Women's Soccer Expects Bumpy Start to Title Defense

Aug. 29, 2002

by Dylan Hernandez
San Jose Mercury News

Tossed and turned down the rapids and over the boulders of the American River, they clung to their rafts, their oars, and each other.

To the women of the Santa Clara University soccer team, their recent day-long rafting excursion was just that -- a rafting trip.

But Coach Jerry Smith thinks it will have a metaphoric meaning later this year.

His team, which opens the season Friday against Stanford, lost several key players who helped it win the NCAA title last year. If the top-ranked Broncos are to repeat as national champions, Smith said they will have to endure as many rough spots as they did on that journey down the American River.

``I know we're going to get off to a slow start,'' Smith said. ``We lost some key players. We're going to take a couple of hits in the first half of the season.''

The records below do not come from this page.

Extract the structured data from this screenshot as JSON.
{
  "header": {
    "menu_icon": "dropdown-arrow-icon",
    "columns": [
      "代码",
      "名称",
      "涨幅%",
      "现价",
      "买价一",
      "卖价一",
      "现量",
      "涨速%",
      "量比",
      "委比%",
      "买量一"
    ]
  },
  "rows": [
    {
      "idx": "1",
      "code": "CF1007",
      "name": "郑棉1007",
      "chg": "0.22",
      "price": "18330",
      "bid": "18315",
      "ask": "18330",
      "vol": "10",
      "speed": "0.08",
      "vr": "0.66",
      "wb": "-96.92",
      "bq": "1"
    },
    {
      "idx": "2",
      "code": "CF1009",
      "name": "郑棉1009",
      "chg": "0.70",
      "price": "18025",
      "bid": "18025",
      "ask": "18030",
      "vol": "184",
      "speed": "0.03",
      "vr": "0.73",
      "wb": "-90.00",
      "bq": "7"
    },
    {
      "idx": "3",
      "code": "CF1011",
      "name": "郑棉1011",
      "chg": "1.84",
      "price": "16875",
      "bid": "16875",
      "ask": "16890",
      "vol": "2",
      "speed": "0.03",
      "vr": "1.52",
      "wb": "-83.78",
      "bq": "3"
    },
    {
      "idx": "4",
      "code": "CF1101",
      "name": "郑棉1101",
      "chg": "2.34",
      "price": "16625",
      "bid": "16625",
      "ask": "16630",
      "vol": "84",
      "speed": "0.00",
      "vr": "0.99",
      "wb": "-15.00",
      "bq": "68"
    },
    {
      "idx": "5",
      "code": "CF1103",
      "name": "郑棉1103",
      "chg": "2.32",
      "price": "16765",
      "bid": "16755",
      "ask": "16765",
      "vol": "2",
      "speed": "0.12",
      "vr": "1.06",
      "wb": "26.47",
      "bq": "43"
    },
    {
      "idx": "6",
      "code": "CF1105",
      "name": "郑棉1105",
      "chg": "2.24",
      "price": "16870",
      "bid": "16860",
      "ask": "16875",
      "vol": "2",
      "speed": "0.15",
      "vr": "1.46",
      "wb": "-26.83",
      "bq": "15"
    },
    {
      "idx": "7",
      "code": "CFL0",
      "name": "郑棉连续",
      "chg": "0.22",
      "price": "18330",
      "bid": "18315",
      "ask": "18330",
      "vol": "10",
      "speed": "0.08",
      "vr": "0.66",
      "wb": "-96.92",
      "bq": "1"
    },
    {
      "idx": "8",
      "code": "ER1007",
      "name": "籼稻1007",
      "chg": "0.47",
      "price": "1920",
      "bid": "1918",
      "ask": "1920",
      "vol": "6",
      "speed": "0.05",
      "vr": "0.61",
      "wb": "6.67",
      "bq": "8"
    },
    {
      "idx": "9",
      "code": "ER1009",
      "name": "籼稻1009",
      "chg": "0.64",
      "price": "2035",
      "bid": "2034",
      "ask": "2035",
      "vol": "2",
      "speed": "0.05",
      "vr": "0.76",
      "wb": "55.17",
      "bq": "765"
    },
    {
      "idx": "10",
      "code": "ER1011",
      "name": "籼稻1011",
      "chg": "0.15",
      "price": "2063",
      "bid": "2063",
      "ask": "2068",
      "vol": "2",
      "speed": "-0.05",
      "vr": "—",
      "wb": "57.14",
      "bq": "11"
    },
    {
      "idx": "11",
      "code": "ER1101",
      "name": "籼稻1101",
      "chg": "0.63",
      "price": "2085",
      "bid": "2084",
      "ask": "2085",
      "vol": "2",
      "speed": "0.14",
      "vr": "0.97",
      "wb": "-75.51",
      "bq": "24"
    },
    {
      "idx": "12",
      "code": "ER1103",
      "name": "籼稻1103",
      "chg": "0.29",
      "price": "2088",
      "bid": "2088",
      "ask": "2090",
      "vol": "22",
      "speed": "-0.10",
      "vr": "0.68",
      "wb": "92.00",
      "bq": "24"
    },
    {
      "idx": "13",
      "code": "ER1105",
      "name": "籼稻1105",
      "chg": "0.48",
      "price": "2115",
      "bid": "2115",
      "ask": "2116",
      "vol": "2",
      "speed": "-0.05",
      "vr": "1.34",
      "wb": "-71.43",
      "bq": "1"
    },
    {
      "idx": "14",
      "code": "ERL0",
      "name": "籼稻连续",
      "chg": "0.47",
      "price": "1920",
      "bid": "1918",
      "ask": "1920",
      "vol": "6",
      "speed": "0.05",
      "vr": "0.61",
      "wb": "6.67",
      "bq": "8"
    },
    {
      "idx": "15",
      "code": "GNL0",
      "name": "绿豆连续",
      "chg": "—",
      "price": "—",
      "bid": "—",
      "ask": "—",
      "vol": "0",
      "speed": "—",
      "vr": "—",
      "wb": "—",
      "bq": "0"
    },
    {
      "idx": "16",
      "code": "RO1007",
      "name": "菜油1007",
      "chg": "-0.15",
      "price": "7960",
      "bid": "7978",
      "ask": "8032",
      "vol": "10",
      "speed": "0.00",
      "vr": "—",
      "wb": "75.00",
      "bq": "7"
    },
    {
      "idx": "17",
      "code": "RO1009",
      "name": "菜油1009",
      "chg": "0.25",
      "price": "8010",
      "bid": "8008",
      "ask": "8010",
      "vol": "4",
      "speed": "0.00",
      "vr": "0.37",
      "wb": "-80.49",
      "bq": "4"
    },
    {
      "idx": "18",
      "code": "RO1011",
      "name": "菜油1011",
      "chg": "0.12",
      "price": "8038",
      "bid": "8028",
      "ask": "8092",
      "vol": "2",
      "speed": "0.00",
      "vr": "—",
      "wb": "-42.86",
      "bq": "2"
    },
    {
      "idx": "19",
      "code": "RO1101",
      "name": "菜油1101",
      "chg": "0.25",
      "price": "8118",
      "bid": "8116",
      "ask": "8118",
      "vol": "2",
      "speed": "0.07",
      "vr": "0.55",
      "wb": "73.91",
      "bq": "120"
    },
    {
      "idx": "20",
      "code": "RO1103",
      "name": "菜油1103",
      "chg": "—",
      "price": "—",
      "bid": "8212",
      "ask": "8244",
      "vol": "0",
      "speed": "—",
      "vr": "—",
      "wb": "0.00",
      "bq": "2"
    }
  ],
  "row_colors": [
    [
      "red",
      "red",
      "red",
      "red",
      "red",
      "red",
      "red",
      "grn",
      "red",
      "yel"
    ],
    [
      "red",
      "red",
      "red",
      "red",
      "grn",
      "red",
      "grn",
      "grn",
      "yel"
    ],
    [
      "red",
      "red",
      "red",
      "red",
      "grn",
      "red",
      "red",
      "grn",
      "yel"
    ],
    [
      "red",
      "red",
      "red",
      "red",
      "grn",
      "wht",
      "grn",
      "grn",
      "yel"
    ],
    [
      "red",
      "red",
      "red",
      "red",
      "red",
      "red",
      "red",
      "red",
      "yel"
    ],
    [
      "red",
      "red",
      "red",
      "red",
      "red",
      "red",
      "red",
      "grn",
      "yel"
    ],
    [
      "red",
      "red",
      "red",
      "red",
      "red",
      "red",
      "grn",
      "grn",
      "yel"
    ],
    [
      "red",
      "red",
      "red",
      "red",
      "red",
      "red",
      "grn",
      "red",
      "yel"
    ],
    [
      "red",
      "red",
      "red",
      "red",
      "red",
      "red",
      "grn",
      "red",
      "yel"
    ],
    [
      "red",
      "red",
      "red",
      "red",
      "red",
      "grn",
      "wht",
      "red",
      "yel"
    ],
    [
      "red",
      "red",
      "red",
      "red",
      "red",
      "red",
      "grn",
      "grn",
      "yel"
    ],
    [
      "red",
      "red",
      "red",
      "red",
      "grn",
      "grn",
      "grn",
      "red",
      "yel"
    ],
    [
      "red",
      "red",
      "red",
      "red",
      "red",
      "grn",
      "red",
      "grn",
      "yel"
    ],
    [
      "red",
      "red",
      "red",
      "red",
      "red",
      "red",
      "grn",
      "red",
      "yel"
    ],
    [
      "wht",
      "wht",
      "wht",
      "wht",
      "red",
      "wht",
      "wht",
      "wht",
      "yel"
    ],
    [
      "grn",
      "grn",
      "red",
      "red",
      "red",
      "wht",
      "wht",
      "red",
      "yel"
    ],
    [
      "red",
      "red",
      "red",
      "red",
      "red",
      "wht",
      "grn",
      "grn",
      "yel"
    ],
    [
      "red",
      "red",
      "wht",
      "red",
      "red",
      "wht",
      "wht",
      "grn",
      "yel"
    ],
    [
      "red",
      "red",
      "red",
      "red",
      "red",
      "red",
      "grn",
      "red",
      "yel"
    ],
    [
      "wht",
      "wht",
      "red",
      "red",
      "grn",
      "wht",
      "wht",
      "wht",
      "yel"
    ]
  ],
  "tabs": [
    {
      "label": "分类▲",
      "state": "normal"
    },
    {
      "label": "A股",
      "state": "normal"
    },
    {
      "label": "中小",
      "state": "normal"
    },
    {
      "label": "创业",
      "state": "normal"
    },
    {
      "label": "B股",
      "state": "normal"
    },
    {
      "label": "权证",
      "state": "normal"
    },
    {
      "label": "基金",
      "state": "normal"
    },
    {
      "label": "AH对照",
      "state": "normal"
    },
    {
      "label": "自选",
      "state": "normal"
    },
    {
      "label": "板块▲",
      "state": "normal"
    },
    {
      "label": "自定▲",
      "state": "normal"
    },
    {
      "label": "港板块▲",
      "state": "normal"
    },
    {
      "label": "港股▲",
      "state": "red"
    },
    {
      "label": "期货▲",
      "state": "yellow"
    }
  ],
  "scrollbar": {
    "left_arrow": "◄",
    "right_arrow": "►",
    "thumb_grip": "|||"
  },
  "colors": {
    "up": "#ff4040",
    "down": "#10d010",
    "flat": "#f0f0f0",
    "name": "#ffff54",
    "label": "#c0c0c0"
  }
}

Smith's roster is by no means full of holes -- it features the national player of the year, Aly Wagner -- but gone are the defensive anchors who allowed the Broncos to push forward without the fear of being effectively counterattacked.

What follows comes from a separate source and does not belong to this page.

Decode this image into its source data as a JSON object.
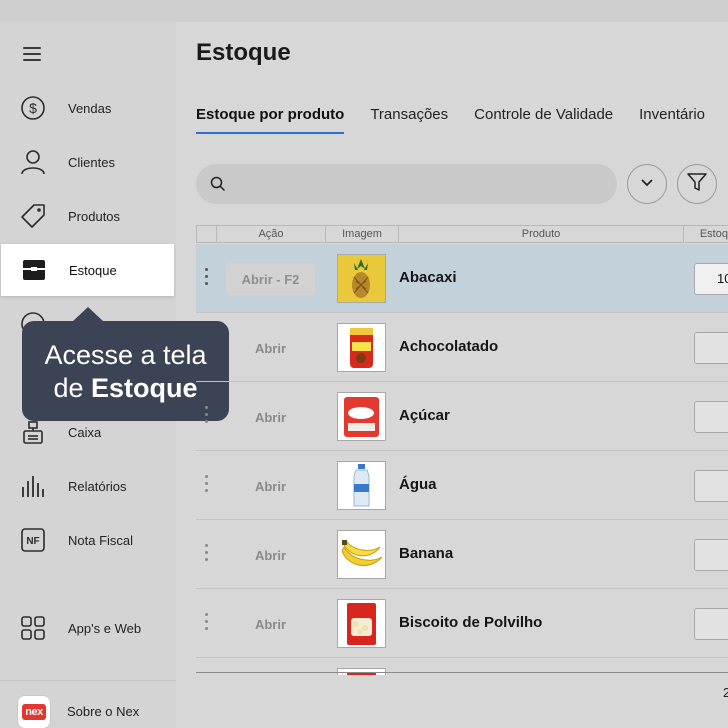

Four-time All-American Danielle Slaton was the top pick in the Women's United Soccer Association draft and was voted the defensive player of the year with the Carolina Courage. Fellow defender Anna Kraus was drafted seventh overall by the Atlanta Beat and later was traded to the San Diego Spirit. Also departing was defensive midfielder Kerry Cathcart.

A weakened defense, however, won't prevent the Broncos from opening up. They led the nation in offense last season, averaging 3.2 goals in 25 matches.

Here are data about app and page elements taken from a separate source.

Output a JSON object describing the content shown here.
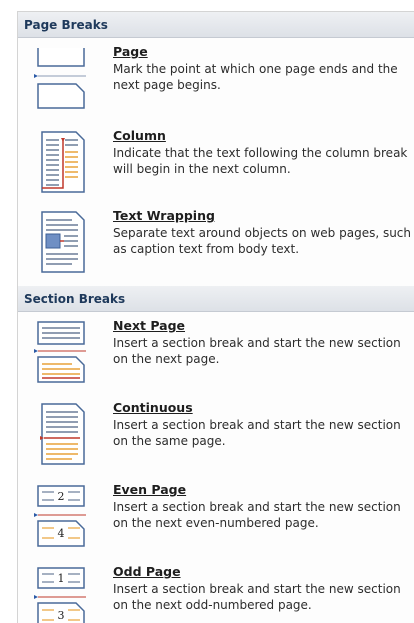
{
  "page_breaks": {
    "header": "Page Breaks",
    "items": [
      {
        "title": "Page",
        "desc": "Mark the point at which one page ends and the next page begins.",
        "icon": "page-break-icon"
      },
      {
        "title": "Column",
        "desc": "Indicate that the text following the column break will begin in the next column.",
        "icon": "column-break-icon"
      },
      {
        "title": "Text Wrapping",
        "desc": "Separate text around objects on web pages, such as caption text from body text.",
        "icon": "text-wrapping-icon"
      }
    ]
  },
  "section_breaks": {
    "header": "Section Breaks",
    "items": [
      {
        "title": "Next Page",
        "desc": "Insert a section break and start the new section on the next page.",
        "icon": "next-page-icon"
      },
      {
        "title": "Continuous",
        "desc": "Insert a section break and start the new section on the same page.",
        "icon": "continuous-icon"
      },
      {
        "title": "Even Page",
        "desc": "Insert a section break and start the new section on the next even-numbered page.",
        "icon": "even-page-icon",
        "numbers": [
          "2",
          "4"
        ]
      },
      {
        "title": "Odd Page",
        "desc": "Insert a section break and start the new section on the next odd-numbered page.",
        "icon": "odd-page-icon",
        "numbers": [
          "1",
          "3"
        ]
      }
    ]
  },
  "colors": {
    "accent": "#2b5aa6",
    "marker": "#c0392b",
    "highlight": "#e8a23a"
  }
}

Smith is among the dying breed of soccer coaches who care as much about the aesthetics of a game as the result. Mention the defensive tactics that this summer produced one of the dullest World Cups in history and Smith shakes his head.

It's a style he won't -- or perhaps just hasn't had to -- adopt.

``I don't enjoy it,'' Smith said. ``The players don't enjoy it, and the fans definitely don't enjoy it.''

Smith's philosophy continues to lure some of the country's finest talent.

``Santa Clara plays pretty soccer,'' said All-America forward Veronica Zepeda, a Southern California native. ``It's the type of soccer I wanted to play.''

Said Wagner, who followed the Broncos while growing up in San Jose: ``A huge part of my decision to come to Santa Clara was because I wanted to play for Jerry Smith. He lets your creativity flow, he lets personalities flare.''

Wagner, a senior, is one of the reasons Smith thinks his team can continue to outscore opponents. The nation's assists leader (0.83 per game), Wagner scored 17 goals in 2001 to win the Honda Award as the nation's top player.

Wagner, however, could miss up to half of the regular season if, as expected, she's called up as the United States qualifies for the 2003 Women's World Cup.

She wouldn't be the only one to miss action.

Senior midfielder Devvyn Hawkins also may get a call-up, and defender Jessica Ballweg, forward/midfielder Leslie Osborne and forward Megan Kakadelas -- all sophomores -- are representing the United States at the under-19 World Cup in Canada. If the U.S. team makes the final, those three will be absent from Buck Shaw Stadium when the Broncos face Stanford on Friday.

Also, Zepeda and forward Bree Horvath missed all of preseason practice and won't be available for some time. Zepeda suffers from shin splints, and Horvath is recovering from surgery to repair a torn anterior cruciate ligament in her right knee.

These setbacks, Smith promised, are just the first few bumps on his team's trip back to the NCAA tournament. More will come, and the Broncos will have to hang on.